Costume Design: The Grand Budapest Hotel
Once again, just look at this. This film transports you into a very specific world. It’s stunning.

Cinematography: Birdman
Birdman for sure. It’s not just the technical challenge of having the film be “one long shot,” but the visual subtleties of showing time lapse by a quick shot of the sky … the fluidity of the camera is incredible.

Animated Feature Film: How to Train Your Dragon 2
How was The LEGO Movie not even nominated here? It’s totally insane. I’ll go with How to Train Your Dragon 2. I watched it with my kids but I’d watch again by myself. It was actually pretty heart-wrenching.

Supporting Actress: Patricia Arquette
Patricia Arquette is going to run away with it. She did such a phenomenal job maintaining her character in Boyhood — showing the growth of that woman over time. So many genuine “mom” moments from her. Being a parent, I was wondering the whole time, Is this how quickly it really goes?

Supporting Actor: J.K. Simmons
J.K. Simmons will run away with it pretty easily for Whiplash.

Lead Actress: Julianne Moore
Reese Witherspoon was raw and great in Wild but I think Julianne Moore is the clear winner here for her performance in Still Alice.

Lead Actor: Michael Keaton
I really want him to win so I might be biased. If you look at the way the category winner has gone in the past 10 years, the SAG winners for Lead Actor usually win the Oscar, too. Eddie Redmayne won the SAG award. I’m going out on a limb here.

Best Picture: Boyhood
I’m going with Boyhood though I wouldn’t be upset if Birdman wins. Boyhood and Birdman were 1A and 1B for me. I think they’ll split the difference on Director / Lead Actor / Best Picture. If Michael Keaton wins best actor and Alejandro G. Iñárritu wins Best Director, Boyhood is taking home best picture. If I’m wrong and Linklater gets best director, Birdman wins Best Picture.

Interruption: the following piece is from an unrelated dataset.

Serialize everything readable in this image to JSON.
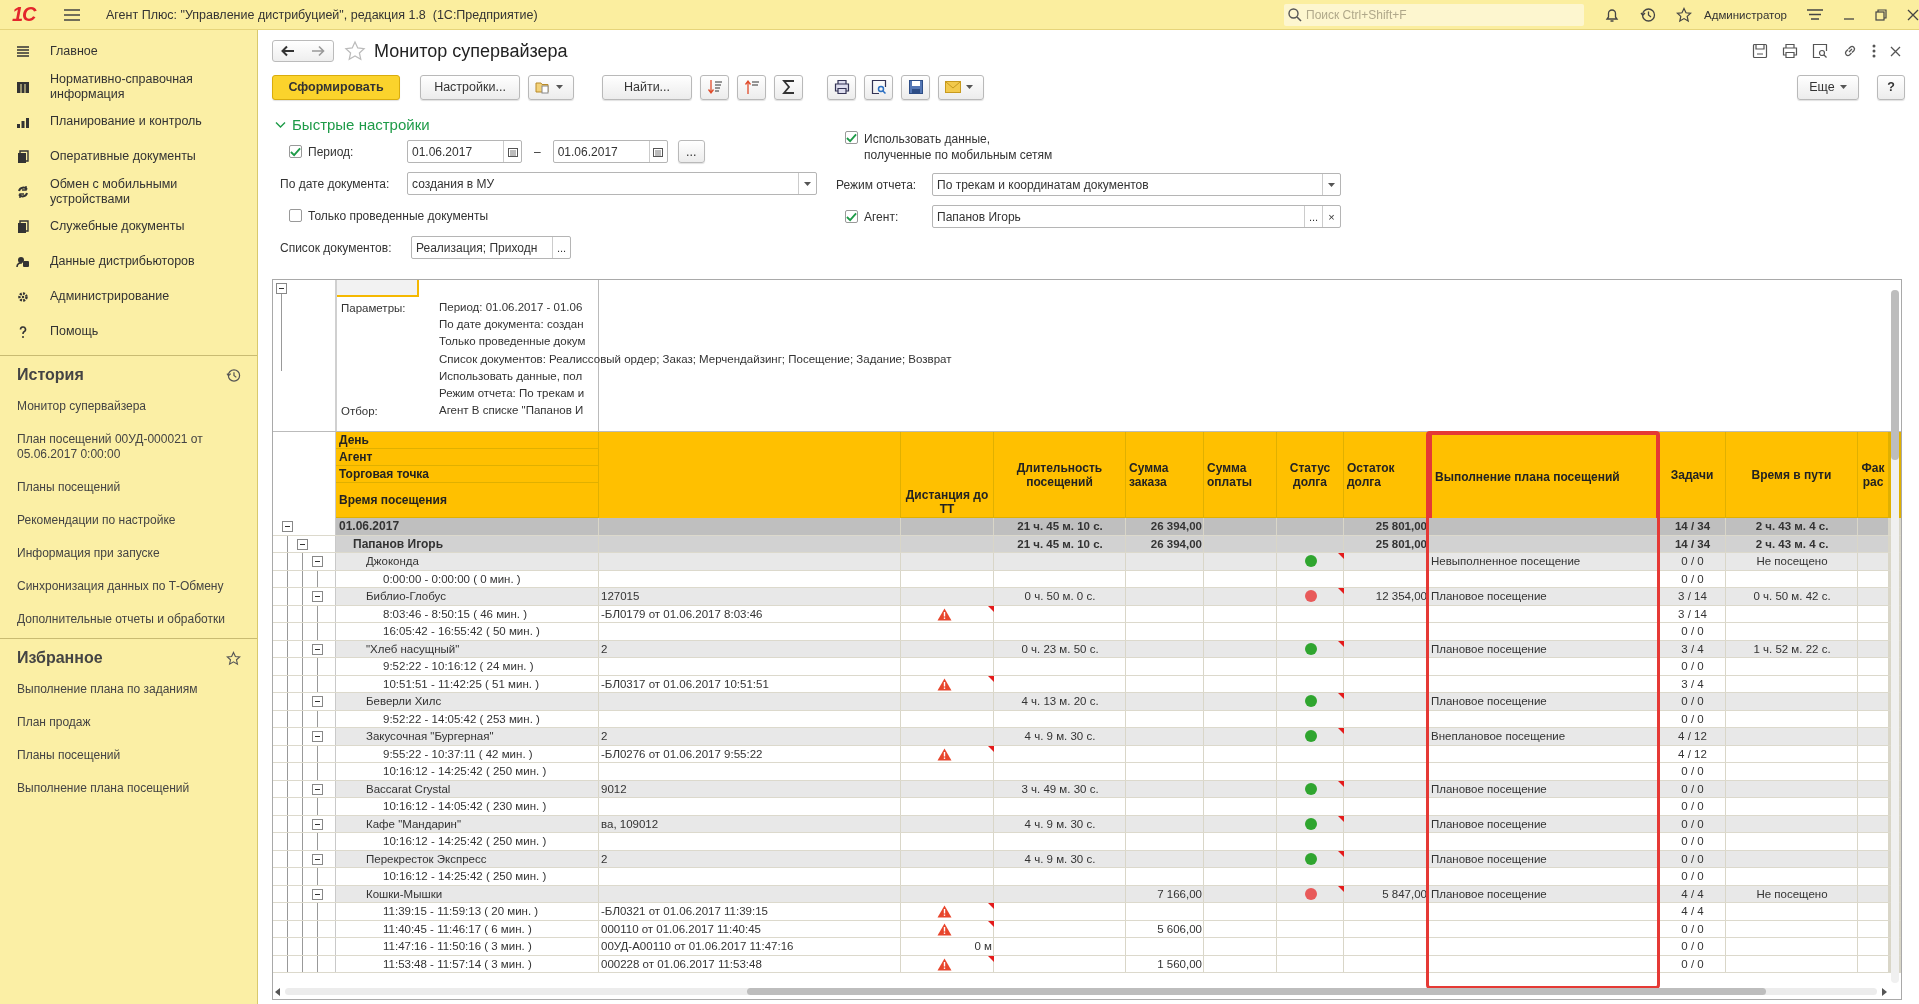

This entire list is a house of cards. I’m either going to go 24/24, or fail miserably and face the wrath of Twitter.

Tell me what you think @JohnAxford.